<div id="ie6fix">&nbsp;</div>
and in the stylesheet, add the rule
#ie6fix {
	clear: both;
}

Graphic Elements

If your pages are to include graphic elements of any kind, test the actual graphics (or something very similar and certainly the correct size if the final artwork is not yet ready) in place while designing your layout. Do not assume that you can just fit the graphics in at a late stage once the layout design is more or less complete. The presentation of multiple images on a page will present particular problems, and you need to ensure that there is sufficient space between them to allow each to be seen properly. Single images, on the other hand, can also be difficult to place, as an image provides an area of much denser colour and tone than text, and can therefore distort the balance of the whole page and affect where the user’s attention is directed. If you are using a coloured background you will need to test that any placed graphic elements look good on that background.

Width of the Page

If you are designing on a large screen it is very easy to forget (or perhaps you never knew) just how many Web users still depend on smaller screens. Although the situation is changing all the time, and survey results are unreliable, it is probable that in 2007 nearly 40% of users will still be looking at a screen no wider than 1024 pixels, and some will be looking at a screen 800 pixels wide. You also have to remember that the browser window may not fill the screen (even when the screen is small) and that the internal width of the window is smaller than the external width. To be sure that all the contents of your page will display well for all users without horizontal scrolling it is therefore necessary either to design a layout with a width of no more than about 800 pixels, or to use a flexible layout (often called a 'fluid layout'). Some designers and accessibility advisors now advocate the latter, that is, dynamic solutions that will adapt to the user’s actual browser window width. Although this might appear to be a good solution to cater for a range of different screen sizes, it can be problematic for both widescreen users and those with very narrow screens.

Once a fluid layout is used it will (in most cases) fill a wide window whether the user likes it or not, forcing them to resize the window if the content is uncomfortably wide. Just because a user has a large screen it does not follow that they will find a wide design more usable or even more pleasing. It is tiring to read wide lines of text as the eye has to move a long way across the screen and back, and can cause unnecessary eye strain. On the other hand, if content is broken up into multiple columns across a wide screen this can look cluttered and confusing, impairing usability rather than improving it.

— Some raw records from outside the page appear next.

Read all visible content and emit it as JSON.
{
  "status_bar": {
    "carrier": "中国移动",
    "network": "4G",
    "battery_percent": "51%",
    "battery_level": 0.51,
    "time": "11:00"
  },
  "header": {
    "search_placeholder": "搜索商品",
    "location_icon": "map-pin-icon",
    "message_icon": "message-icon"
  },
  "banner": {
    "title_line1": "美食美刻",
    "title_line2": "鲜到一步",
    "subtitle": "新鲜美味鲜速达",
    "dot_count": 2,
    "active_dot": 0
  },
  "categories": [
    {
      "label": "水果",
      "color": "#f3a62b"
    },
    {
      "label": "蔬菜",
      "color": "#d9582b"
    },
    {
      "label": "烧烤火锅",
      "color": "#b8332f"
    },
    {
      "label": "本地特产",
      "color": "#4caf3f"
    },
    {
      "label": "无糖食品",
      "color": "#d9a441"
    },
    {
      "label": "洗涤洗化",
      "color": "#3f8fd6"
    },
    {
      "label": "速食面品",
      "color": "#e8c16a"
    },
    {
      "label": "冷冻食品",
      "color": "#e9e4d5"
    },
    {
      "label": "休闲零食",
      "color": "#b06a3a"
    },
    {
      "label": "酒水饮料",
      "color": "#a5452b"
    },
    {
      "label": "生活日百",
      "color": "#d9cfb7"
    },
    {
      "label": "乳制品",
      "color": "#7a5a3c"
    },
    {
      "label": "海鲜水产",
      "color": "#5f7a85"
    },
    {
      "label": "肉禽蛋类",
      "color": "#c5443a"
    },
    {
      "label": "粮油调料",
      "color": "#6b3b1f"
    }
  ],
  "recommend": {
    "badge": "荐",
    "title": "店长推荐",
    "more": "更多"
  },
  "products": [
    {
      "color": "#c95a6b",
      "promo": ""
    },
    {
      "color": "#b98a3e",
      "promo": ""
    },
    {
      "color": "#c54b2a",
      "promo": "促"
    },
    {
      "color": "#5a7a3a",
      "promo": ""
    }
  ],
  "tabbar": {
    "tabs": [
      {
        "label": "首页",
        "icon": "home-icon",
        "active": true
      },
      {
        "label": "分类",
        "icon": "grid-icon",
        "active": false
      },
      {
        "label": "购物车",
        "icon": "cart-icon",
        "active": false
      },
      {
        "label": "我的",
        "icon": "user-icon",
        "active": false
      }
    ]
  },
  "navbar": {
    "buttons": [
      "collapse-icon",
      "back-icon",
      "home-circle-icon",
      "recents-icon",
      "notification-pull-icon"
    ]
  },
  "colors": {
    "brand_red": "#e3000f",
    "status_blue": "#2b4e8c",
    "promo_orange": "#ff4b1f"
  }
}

If a screen is narrow, any width specified as a percentage will be proportionally narrow, and this can break a layout. For example, at the accessibility101 page linked to above, the right-hand column is almost the same length as the left-hand column on a wide window, but very much longer when the window is made narrow, causing the balance between the content in the two columns to change radically. At extremely narrow window widths, the right-hand column actually lays out beneath the left-hand one. Although all the content is there somewhere, a much more usable result would have been obtained with a zooming layout.

Specifying maximum and minimum widths in the stylesheet should prevent the worst problems with flexible layouts, but few browsers presently honour these specifications.

Finally, using a flexible layout gives the designer the least control over the final layout and appearance of their site, and therefore the least control over the visual relationship between the different page elements. This means that it makes it very hard to design a layout for optimal usability. When thinking about this problem it may be worth remembering the old adage that “what will hold a lot will hold a little”. And just because you have a large space it does not follow that you should fill it.